If you haven’t heard of my new project, the On Fire anthology over at Transmundane Press, this mini-interview and excerpt series will showcase the amazing authors I get to work with and their writing. Meet Jean Roberta.
Are you a full-time author? If you have another job, what is it and would you like to become a full-time author if you could?
I teach English full-time in a university. I plan to become a full-time writer after I retire in a few years. I’m grateful that instructors of a certain age are no longer forced out.
What is the title of your next story and what will it be about?
In 1998, I wrote an erotic lesbian novel, Prairie Gothic, set in the local queer community before the internet became part of dating culture. It was briefly available as an e-book from a British publisher that went bust in 2006, then collected virtual dust in my “Documents” for ten years.
During my sabbatical year (2016-2017), I completely revised the novel, while keeping the time-frame. The new version has 22 chapters, and has been accepted by Lethe Press for print publication in 2018. It will have cover art for the first time!
Prairie Gothic traces the developing sexual relationship between Kelly, a newly “out” university student, fresh from her home on a farm, and Vivienne, an older woman with a past. Vivienne’s unfinished relationship with Ruth, her first female lover, complicates things, as does Kelly’s resistance to hearing Vivienne’s life-story. Eventually, the complications are resolved as a web of political corruption involving Vivienne’s father is brought to light in the wake of a spectacular murder trial. The novel shows that there has always been a queer, and specifically lesbian culture, even in past eras and places far from any large coastal city.
What are you doing to market yourself?
I belong to the ten-writer blog “Oh Get a Grip,” where I post something on the topic of the moment every other Friday. I also post something about writing or sex once a month in the blog section of the Erotic Readers and Writers Association. I also write reviews and post news about my latest publications on Facebook, Twitter, and Goodreads.
From “Mysteries of the Dragon” by Jean Roberta
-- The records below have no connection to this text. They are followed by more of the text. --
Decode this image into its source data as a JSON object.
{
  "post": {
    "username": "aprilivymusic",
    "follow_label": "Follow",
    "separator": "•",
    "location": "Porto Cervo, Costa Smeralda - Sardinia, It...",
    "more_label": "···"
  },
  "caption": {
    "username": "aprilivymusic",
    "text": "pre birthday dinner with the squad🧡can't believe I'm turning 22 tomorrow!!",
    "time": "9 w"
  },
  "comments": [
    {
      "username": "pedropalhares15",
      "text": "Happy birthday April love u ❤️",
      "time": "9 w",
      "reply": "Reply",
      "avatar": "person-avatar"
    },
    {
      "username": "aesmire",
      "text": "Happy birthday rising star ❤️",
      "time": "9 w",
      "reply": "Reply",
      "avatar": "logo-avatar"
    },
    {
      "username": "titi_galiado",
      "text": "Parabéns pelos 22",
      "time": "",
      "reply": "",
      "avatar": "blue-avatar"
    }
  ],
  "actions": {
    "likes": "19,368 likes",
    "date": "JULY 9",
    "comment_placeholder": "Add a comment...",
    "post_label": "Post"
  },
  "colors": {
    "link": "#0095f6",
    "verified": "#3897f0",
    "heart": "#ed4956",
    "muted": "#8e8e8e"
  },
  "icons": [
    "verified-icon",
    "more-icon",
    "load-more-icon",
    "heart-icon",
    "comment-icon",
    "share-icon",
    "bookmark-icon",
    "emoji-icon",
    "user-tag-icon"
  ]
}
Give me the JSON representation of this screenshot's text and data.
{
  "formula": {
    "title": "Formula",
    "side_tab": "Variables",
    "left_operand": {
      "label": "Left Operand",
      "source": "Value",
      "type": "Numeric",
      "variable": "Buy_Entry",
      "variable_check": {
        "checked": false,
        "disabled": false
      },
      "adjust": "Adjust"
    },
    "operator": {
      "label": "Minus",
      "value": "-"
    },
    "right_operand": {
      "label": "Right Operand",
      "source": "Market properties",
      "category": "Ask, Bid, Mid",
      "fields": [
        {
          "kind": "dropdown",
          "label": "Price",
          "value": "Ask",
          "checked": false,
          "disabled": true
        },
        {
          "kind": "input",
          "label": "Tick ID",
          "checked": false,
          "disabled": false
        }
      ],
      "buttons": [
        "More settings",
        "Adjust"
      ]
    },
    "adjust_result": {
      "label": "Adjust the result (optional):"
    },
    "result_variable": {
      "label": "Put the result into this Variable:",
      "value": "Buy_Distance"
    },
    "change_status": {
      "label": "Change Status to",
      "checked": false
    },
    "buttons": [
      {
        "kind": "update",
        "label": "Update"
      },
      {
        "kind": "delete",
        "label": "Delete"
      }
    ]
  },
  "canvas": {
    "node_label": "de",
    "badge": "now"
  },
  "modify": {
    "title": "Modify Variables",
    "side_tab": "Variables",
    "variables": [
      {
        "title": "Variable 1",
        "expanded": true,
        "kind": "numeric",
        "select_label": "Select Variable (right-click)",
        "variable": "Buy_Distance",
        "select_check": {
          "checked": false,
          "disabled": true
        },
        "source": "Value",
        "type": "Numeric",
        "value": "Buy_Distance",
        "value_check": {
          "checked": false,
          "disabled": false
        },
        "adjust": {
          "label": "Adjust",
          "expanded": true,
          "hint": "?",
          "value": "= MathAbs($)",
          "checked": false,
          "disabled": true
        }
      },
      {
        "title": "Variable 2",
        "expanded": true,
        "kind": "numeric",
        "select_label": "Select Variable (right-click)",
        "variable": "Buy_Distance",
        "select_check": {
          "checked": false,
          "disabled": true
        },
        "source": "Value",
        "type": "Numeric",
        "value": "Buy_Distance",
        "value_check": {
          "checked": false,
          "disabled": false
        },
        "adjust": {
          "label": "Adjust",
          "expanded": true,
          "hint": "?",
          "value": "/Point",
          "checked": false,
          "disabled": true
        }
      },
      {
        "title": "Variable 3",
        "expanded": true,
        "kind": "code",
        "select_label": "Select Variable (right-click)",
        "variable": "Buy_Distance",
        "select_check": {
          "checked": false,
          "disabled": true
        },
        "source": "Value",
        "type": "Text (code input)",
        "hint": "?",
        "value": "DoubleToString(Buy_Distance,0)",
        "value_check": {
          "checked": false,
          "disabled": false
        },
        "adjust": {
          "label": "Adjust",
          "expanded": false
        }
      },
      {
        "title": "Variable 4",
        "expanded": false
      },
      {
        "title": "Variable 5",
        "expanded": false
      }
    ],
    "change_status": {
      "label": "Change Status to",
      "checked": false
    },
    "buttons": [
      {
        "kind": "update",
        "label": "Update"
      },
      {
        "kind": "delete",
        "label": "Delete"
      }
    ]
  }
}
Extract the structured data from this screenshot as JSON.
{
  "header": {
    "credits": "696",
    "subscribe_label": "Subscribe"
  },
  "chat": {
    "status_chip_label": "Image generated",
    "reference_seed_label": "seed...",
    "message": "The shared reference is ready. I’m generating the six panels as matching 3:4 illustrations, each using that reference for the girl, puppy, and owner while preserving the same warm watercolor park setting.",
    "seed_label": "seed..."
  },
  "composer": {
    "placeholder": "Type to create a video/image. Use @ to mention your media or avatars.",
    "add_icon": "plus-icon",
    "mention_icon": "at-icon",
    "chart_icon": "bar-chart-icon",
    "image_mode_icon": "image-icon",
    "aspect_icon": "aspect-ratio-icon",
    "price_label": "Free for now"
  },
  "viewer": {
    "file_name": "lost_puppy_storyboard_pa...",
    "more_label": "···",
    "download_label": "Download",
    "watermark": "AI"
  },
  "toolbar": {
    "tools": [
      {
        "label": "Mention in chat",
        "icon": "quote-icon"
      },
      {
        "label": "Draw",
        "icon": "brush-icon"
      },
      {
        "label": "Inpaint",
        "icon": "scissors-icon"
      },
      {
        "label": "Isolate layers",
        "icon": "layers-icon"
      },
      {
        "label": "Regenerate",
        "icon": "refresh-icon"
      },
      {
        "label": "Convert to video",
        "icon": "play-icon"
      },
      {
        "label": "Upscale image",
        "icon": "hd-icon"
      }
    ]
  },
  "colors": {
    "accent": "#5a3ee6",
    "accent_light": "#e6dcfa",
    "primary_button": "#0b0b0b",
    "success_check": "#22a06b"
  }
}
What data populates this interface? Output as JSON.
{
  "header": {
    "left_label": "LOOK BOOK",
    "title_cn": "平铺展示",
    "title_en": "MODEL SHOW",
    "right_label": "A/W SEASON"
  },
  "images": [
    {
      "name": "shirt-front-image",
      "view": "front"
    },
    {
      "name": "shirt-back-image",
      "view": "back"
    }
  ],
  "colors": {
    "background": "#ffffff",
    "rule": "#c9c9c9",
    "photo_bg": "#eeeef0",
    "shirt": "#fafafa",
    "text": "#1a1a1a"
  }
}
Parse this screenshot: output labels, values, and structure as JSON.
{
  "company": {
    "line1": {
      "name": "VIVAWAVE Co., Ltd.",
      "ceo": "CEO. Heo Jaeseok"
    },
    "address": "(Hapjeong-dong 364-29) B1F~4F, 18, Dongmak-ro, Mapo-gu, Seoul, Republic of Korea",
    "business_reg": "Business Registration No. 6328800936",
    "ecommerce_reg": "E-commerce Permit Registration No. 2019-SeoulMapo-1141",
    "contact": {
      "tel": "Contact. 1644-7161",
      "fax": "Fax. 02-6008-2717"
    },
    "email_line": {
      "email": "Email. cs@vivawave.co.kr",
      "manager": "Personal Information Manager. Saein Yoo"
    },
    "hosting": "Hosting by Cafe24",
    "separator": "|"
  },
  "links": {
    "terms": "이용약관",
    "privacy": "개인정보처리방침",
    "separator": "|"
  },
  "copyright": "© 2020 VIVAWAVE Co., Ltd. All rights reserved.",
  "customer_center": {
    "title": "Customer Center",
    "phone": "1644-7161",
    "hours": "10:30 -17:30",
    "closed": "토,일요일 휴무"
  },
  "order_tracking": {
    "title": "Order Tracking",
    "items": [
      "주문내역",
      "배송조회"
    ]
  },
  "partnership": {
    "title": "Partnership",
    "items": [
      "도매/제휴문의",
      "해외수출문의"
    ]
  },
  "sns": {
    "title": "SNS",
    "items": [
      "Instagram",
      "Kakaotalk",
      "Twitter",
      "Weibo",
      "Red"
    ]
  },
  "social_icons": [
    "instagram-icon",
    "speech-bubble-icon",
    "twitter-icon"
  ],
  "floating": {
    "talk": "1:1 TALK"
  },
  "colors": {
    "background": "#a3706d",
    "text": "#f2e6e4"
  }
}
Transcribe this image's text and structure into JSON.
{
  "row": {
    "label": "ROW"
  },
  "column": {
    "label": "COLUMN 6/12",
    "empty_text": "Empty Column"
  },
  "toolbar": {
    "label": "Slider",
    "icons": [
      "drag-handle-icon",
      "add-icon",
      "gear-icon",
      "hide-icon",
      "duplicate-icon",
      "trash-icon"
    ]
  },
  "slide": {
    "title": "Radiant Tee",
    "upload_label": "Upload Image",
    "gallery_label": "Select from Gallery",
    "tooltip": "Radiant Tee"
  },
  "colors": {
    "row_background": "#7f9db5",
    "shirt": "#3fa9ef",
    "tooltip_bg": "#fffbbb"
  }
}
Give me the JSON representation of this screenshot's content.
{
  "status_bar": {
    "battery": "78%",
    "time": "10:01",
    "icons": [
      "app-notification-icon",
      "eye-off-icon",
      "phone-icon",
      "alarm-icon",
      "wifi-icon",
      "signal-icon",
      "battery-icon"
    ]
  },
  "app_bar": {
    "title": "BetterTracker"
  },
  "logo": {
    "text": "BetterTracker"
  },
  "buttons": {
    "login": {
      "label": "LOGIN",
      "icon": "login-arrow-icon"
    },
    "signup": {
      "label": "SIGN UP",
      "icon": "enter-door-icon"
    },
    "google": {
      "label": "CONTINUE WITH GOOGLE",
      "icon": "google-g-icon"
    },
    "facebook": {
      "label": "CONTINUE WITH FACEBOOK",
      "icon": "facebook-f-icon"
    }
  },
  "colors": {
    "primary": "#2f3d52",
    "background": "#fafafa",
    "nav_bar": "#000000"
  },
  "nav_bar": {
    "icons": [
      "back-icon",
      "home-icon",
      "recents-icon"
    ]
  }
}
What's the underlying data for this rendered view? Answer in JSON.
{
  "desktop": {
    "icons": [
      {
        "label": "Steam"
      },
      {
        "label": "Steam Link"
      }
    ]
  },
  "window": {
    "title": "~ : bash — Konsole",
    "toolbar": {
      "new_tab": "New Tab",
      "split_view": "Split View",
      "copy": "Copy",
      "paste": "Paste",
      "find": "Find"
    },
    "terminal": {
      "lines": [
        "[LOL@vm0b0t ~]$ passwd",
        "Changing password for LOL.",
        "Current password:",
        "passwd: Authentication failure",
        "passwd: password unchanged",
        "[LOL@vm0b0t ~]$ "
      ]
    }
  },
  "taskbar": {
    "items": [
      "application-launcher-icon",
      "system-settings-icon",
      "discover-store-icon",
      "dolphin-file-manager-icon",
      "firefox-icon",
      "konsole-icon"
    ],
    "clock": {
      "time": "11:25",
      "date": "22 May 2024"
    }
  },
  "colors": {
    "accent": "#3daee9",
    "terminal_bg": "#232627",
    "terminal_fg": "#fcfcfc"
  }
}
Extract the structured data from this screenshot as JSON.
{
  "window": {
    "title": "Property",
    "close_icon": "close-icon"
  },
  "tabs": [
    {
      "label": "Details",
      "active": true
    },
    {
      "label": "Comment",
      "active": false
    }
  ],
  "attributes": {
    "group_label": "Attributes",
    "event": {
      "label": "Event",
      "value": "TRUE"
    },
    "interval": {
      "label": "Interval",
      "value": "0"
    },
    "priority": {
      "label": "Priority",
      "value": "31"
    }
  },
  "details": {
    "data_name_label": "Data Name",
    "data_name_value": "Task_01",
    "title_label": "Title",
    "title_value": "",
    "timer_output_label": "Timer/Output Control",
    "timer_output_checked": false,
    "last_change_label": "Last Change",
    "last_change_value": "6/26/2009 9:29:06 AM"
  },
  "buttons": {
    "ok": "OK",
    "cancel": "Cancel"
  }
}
Would an actual dragon be more intimidating than wildfire? The young man doubted it. He spent years searching for an intelligence, a human-like will, in the earth, the trees, the water, the air, the sky, and most of all, in fire, the greatest enemy he knew. The most violent human could be bargained with, but as far as the young man could tell, fire was deaf to such tactics.
Perhaps, the whole world consisted of opposites, including substances that could neutralize each other. Enough water could quench a fire, but without a nearby river, could other substances suffice?
In a small chamber of his mentor’s house, the young man tried setting fires in metal containers intended for such experiments and dumped quantities of dirt on them. The results were interesting, since the quantity of earth seemed less relevant than the composition of it. Certain fibrous crystals and shiny metallic flakes in the soil cooled the fire, but soil composed mostly of dead leaves had no such effect.
Could a wall of the right material stop a fire?
“Could we not gather the Block-Stone and the Dragon’s-Coat to build a wall? And even work them into a suit of clothes, with gauntlets to protect the hands? Fire does more harm than an invading army, so why shouldn’t we prepare for war?”
“My son,” said Doctor Peak, “your plan is ambitious. You know we cannot gather a crew of helpers for the work because it would be too dangerous for anyone else to know you’re here. These blessed materials alone are not enough to conquer fire. They can only give us more time to fight or escape. Worst of all, most of our countrymen are too priest-ridden to think for themselves. They have set themselves to accept the worst of what the Dragon inflicts on them, thinking it just punishment for the evil in their hearts.”
The young man glowed with hope. “You don’t believe in Fireheart, do you?”
“I do not.” The scholar’s solemn tone was matched by his gaze. “At least, not as others do. Does fire have a will? That could be argued. It prefers certain foods and shuns others, and it breathes oxygen, as do we. Does it hate us for our sinfulness? I see no reason to believe so. It simply wants to thrive, as do we all. If we can protect ourselves from it, we have every right to use whatever we can find for that purpose.”
The student felt the relief of an orphan who has found his home. “You have wisdom, Sir, but I have youth and strength. Will you help me?”
“Gladly, my son.”
Jean Roberta lives on the Canadian prairies, where the vastness of land and sky encourage daydreaming. She teaches literature, composition and creative writing in the local university. Her diverse fiction (mostly erotic) has appeared in many print anthologies, and in the single-author collection Obsession (Renaissance). Her gothic fantasies include “The Water-Harp” in Underwater (Transmundane), and “Roots” (in the “Treasure Chest”). Follow her on her website, blog, or Facebook page.